AT&T Corp. reported a third-quarter loss of $7.12 billion Thursday because of huge charges resulting from the company's retreat from traditional telephone services, which included at least 7,500 more job cuts and a write-down in the value of the company's long-distance network.
The loss amounted to $8.95 per share for the period ended Sept. 30. The results, which topped more pessimistic analyst forecasts, reflect write-down and severance costs of $12.47 billion, as well as a resulting $4.38 billion tax benefit and after-tax savings of $331 million on depreciation thanks to the write-down.
In the corresponding quarter last year, AT&T earned $418 million, or 53 cents a share.
Third-quarter revenue totaled $7.6 billion, down 11.7 percent from $8.65 billion a year earlier, but the decline was less than many analysts had projected.
Shares of AT&T rose 22 cents, or 1.4 percent, to close at $15.80 on the New York Stock Exchange.
Business services revenue fell 10.4 percent, to $5.65 billion, as voice and data services suffered from ongoing price battles and competition from cell phones.
Consumer revenue fell 15.2 percent, to $1.98 billion, driven by a sharp drop-off in new customers following AT&T's decision to stop marketing local and long-distance service. Long-distance price wars and the loss of business to wireless and Internet-based calling also reduced revenue.
AT&T, still the nation's largest long-distance company with 26 million customers, said two weeks ago that it would reduce the book value of its assets by about $11.4 billion now that its network is expected to generate far less revenue from consumer voice traffic.
The decision to cut spending on customer acquisitions followed a federal court decision that will make it more expensive for AT&T to sell local service by leasing residential lines from the four regional phone companies -- which at the same time are luring away AT&T's long-distance customers.
When it announced the write-down, AT&T also said it was expanding this year's job cuts to more than 20 percent of the workforce, or at least 12,500 jobs. The company had previously projected a downsizing of 8 percent of the workforce, or about 4,900 positions.
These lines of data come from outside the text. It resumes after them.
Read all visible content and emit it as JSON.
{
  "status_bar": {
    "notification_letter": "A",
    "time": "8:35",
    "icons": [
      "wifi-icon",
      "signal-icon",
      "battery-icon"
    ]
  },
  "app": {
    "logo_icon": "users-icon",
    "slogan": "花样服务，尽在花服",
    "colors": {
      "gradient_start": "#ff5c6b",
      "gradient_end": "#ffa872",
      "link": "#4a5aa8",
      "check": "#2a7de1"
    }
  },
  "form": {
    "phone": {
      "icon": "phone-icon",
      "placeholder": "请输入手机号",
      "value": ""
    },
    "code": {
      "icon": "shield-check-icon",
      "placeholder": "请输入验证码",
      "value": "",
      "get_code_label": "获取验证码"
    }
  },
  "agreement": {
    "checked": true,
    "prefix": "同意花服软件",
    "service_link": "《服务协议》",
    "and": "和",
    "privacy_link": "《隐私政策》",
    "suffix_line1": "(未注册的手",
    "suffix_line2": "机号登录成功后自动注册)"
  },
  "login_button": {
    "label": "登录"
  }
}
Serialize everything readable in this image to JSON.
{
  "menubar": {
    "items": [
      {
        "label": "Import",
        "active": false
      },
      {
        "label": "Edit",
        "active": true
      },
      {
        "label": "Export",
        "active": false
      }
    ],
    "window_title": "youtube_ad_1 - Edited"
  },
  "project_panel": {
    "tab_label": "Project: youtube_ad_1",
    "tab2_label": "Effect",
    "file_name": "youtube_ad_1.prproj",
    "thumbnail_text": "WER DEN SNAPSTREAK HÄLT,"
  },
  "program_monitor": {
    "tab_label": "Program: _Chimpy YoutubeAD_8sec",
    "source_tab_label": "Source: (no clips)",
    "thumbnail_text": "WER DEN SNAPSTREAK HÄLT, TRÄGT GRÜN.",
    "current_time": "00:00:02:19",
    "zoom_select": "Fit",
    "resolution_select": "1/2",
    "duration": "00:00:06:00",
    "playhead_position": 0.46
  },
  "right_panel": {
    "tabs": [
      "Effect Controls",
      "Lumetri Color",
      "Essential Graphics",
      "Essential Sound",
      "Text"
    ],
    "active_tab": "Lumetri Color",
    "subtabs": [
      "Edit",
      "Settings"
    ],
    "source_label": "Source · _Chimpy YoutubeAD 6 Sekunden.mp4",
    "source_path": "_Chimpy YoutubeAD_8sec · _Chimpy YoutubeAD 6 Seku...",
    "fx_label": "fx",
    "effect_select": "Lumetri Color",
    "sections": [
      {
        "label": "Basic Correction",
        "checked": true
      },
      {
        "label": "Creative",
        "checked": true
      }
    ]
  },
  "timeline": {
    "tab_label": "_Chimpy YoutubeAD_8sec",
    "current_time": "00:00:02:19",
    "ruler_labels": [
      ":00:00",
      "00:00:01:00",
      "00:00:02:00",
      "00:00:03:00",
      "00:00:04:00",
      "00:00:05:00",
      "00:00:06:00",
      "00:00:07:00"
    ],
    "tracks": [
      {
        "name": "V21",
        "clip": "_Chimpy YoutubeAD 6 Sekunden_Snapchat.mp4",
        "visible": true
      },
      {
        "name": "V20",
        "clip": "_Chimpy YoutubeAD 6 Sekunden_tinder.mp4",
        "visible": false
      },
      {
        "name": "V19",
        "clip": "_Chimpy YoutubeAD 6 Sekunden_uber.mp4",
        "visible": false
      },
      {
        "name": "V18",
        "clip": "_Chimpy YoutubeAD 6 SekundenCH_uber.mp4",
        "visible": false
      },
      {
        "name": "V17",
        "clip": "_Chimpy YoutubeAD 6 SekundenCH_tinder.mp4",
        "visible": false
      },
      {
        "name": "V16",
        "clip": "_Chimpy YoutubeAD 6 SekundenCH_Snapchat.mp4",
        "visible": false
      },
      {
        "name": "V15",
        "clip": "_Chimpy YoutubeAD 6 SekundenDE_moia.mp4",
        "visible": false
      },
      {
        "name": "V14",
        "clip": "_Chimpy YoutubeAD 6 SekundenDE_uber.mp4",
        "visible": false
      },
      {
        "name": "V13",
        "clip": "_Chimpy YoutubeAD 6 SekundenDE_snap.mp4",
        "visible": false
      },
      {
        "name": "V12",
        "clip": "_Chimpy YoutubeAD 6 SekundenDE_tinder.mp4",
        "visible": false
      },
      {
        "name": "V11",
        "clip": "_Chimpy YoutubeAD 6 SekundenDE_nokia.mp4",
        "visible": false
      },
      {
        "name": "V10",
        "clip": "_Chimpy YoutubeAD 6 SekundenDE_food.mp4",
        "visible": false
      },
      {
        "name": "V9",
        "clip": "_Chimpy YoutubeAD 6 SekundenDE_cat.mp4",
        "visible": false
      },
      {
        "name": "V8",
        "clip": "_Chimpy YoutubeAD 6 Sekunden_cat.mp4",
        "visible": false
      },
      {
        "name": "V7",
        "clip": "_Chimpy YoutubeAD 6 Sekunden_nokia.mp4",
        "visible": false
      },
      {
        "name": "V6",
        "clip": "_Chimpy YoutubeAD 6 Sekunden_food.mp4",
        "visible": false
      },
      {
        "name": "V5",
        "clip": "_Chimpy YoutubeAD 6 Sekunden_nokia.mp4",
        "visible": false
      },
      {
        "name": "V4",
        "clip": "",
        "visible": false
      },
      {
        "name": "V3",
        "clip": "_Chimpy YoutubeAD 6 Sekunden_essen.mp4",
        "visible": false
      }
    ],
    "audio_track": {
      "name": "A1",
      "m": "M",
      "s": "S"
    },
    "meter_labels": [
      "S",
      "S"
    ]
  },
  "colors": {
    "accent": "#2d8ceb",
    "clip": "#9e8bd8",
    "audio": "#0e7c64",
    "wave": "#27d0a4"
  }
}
More than 9,000 of the affected employees have either already left the company or been notified they were being laid off.
To cover severance benefits and other costs related to those cuts, AT&T said it would record a charge of about $1 billion with the third-quarter results.